> _Goal of the exercise_
Repeat every entry word for word, skipping the pictures.

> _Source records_
· · · · · · ·

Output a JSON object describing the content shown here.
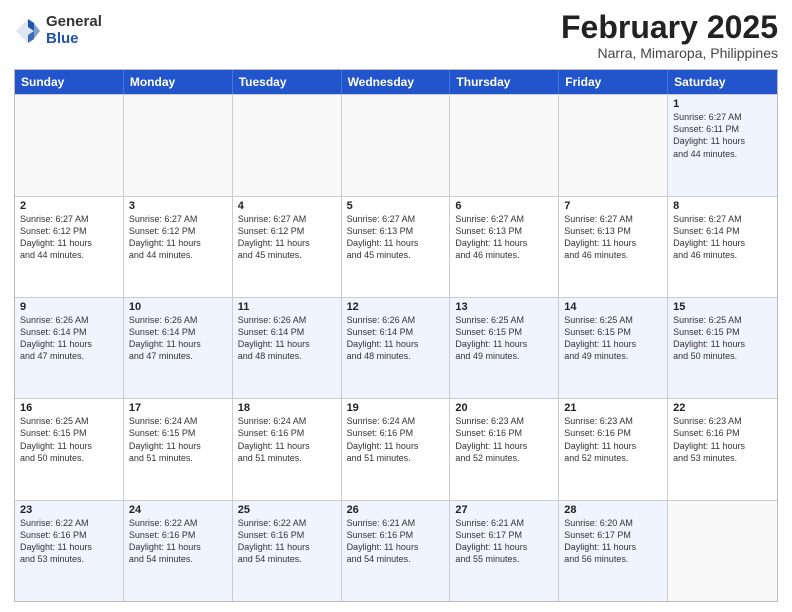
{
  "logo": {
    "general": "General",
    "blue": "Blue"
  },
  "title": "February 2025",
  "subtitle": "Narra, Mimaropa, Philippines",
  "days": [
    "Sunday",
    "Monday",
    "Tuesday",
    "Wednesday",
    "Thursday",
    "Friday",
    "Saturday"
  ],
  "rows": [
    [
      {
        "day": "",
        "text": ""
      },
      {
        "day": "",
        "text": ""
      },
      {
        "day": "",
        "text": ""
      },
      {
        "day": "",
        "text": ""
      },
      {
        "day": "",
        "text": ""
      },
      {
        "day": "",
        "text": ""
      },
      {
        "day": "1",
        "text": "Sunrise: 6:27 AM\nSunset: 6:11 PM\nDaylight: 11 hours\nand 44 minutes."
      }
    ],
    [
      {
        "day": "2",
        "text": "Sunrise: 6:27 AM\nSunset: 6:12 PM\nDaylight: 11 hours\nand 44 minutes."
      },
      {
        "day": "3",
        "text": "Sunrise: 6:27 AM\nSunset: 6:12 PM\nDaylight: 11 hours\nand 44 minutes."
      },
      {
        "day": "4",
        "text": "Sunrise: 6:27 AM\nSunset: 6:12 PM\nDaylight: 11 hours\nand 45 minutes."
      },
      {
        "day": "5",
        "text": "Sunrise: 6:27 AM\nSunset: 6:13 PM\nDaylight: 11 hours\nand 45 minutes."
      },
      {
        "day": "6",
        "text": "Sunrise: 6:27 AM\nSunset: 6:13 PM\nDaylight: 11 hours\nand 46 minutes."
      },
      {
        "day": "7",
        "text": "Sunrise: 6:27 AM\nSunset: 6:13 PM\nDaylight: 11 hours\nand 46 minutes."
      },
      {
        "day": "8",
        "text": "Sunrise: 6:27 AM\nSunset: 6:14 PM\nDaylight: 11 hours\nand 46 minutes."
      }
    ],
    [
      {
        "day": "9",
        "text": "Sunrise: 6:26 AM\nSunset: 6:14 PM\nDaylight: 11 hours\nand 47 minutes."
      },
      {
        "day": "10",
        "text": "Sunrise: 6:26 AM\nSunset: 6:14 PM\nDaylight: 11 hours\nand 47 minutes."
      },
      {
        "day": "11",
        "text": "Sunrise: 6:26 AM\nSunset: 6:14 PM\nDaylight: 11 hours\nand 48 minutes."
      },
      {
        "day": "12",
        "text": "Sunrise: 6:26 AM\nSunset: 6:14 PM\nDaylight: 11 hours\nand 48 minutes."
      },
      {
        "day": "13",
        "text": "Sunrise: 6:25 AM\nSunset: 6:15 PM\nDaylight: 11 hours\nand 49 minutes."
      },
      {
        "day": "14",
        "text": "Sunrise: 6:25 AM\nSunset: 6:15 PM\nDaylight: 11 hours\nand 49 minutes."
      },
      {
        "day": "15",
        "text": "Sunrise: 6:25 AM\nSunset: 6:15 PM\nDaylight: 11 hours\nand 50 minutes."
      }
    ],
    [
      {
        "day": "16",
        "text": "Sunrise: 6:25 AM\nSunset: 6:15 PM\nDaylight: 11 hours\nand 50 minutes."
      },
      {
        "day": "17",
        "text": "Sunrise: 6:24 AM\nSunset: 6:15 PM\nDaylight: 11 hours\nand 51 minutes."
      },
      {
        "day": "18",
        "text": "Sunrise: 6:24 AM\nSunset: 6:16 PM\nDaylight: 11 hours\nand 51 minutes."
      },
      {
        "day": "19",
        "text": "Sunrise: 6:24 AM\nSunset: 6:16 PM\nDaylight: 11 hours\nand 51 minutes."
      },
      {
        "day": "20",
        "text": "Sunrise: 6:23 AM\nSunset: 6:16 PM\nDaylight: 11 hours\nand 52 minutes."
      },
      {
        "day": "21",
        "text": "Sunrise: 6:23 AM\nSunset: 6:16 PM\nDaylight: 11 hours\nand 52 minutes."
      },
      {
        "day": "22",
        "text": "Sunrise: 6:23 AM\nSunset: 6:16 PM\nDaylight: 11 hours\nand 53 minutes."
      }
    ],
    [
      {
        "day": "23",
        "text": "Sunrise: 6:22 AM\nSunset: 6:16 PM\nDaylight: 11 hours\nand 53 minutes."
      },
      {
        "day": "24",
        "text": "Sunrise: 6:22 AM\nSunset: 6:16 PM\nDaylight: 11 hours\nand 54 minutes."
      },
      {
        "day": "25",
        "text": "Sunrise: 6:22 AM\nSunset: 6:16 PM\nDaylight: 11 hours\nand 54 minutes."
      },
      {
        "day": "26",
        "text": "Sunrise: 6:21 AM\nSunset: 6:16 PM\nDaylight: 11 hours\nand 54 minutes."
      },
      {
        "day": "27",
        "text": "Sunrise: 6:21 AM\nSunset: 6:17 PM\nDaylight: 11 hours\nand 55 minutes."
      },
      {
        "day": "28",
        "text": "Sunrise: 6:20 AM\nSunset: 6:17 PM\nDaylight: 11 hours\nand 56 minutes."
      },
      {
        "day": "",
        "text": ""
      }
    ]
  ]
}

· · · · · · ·

> _Your response_
Output a JSON object describing the content shown here.
{
  "logo": {
    "general": "General",
    "blue": "Blue"
  },
  "title": "February 2025",
  "subtitle": "Narra, Mimaropa, Philippines",
  "days": [
    "Sunday",
    "Monday",
    "Tuesday",
    "Wednesday",
    "Thursday",
    "Friday",
    "Saturday"
  ],
  "rows": [
    [
      {
        "day": "",
        "text": ""
      },
      {
        "day": "",
        "text": ""
      },
      {
        "day": "",
        "text": ""
      },
      {
        "day": "",
        "text": ""
      },
      {
        "day": "",
        "text": ""
      },
      {
        "day": "",
        "text": ""
      },
      {
        "day": "1",
        "text": "Sunrise: 6:27 AM\nSunset: 6:11 PM\nDaylight: 11 hours\nand 44 minutes."
      }
    ],
    [
      {
        "day": "2",
        "text": "Sunrise: 6:27 AM\nSunset: 6:12 PM\nDaylight: 11 hours\nand 44 minutes."
      },
      {
        "day": "3",
        "text": "Sunrise: 6:27 AM\nSunset: 6:12 PM\nDaylight: 11 hours\nand 44 minutes."
      },
      {
        "day": "4",
        "text": "Sunrise: 6:27 AM\nSunset: 6:12 PM\nDaylight: 11 hours\nand 45 minutes."
      },
      {
        "day": "5",
        "text": "Sunrise: 6:27 AM\nSunset: 6:13 PM\nDaylight: 11 hours\nand 45 minutes."
      },
      {
        "day": "6",
        "text": "Sunrise: 6:27 AM\nSunset: 6:13 PM\nDaylight: 11 hours\nand 46 minutes."
      },
      {
        "day": "7",
        "text": "Sunrise: 6:27 AM\nSunset: 6:13 PM\nDaylight: 11 hours\nand 46 minutes."
      },
      {
        "day": "8",
        "text": "Sunrise: 6:27 AM\nSunset: 6:14 PM\nDaylight: 11 hours\nand 46 minutes."
      }
    ],
    [
      {
        "day": "9",
        "text": "Sunrise: 6:26 AM\nSunset: 6:14 PM\nDaylight: 11 hours\nand 47 minutes."
      },
      {
        "day": "10",
        "text": "Sunrise: 6:26 AM\nSunset: 6:14 PM\nDaylight: 11 hours\nand 47 minutes."
      },
      {
        "day": "11",
        "text": "Sunrise: 6:26 AM\nSunset: 6:14 PM\nDaylight: 11 hours\nand 48 minutes."
      },
      {
        "day": "12",
        "text": "Sunrise: 6:26 AM\nSunset: 6:14 PM\nDaylight: 11 hours\nand 48 minutes."
      },
      {
        "day": "13",
        "text": "Sunrise: 6:25 AM\nSunset: 6:15 PM\nDaylight: 11 hours\nand 49 minutes."
      },
      {
        "day": "14",
        "text": "Sunrise: 6:25 AM\nSunset: 6:15 PM\nDaylight: 11 hours\nand 49 minutes."
      },
      {
        "day": "15",
        "text": "Sunrise: 6:25 AM\nSunset: 6:15 PM\nDaylight: 11 hours\nand 50 minutes."
      }
    ],
    [
      {
        "day": "16",
        "text": "Sunrise: 6:25 AM\nSunset: 6:15 PM\nDaylight: 11 hours\nand 50 minutes."
      },
      {
        "day": "17",
        "text": "Sunrise: 6:24 AM\nSunset: 6:15 PM\nDaylight: 11 hours\nand 51 minutes."
      },
      {
        "day": "18",
        "text": "Sunrise: 6:24 AM\nSunset: 6:16 PM\nDaylight: 11 hours\nand 51 minutes."
      },
      {
        "day": "19",
        "text": "Sunrise: 6:24 AM\nSunset: 6:16 PM\nDaylight: 11 hours\nand 51 minutes."
      },
      {
        "day": "20",
        "text": "Sunrise: 6:23 AM\nSunset: 6:16 PM\nDaylight: 11 hours\nand 52 minutes."
      },
      {
        "day": "21",
        "text": "Sunrise: 6:23 AM\nSunset: 6:16 PM\nDaylight: 11 hours\nand 52 minutes."
      },
      {
        "day": "22",
        "text": "Sunrise: 6:23 AM\nSunset: 6:16 PM\nDaylight: 11 hours\nand 53 minutes."
      }
    ],
    [
      {
        "day": "23",
        "text": "Sunrise: 6:22 AM\nSunset: 6:16 PM\nDaylight: 11 hours\nand 53 minutes."
      },
      {
        "day": "24",
        "text": "Sunrise: 6:22 AM\nSunset: 6:16 PM\nDaylight: 11 hours\nand 54 minutes."
      },
      {
        "day": "25",
        "text": "Sunrise: 6:22 AM\nSunset: 6:16 PM\nDaylight: 11 hours\nand 54 minutes."
      },
      {
        "day": "26",
        "text": "Sunrise: 6:21 AM\nSunset: 6:16 PM\nDaylight: 11 hours\nand 54 minutes."
      },
      {
        "day": "27",
        "text": "Sunrise: 6:21 AM\nSunset: 6:17 PM\nDaylight: 11 hours\nand 55 minutes."
      },
      {
        "day": "28",
        "text": "Sunrise: 6:20 AM\nSunset: 6:17 PM\nDaylight: 11 hours\nand 56 minutes."
      },
      {
        "day": "",
        "text": ""
      }
    ]
  ]
}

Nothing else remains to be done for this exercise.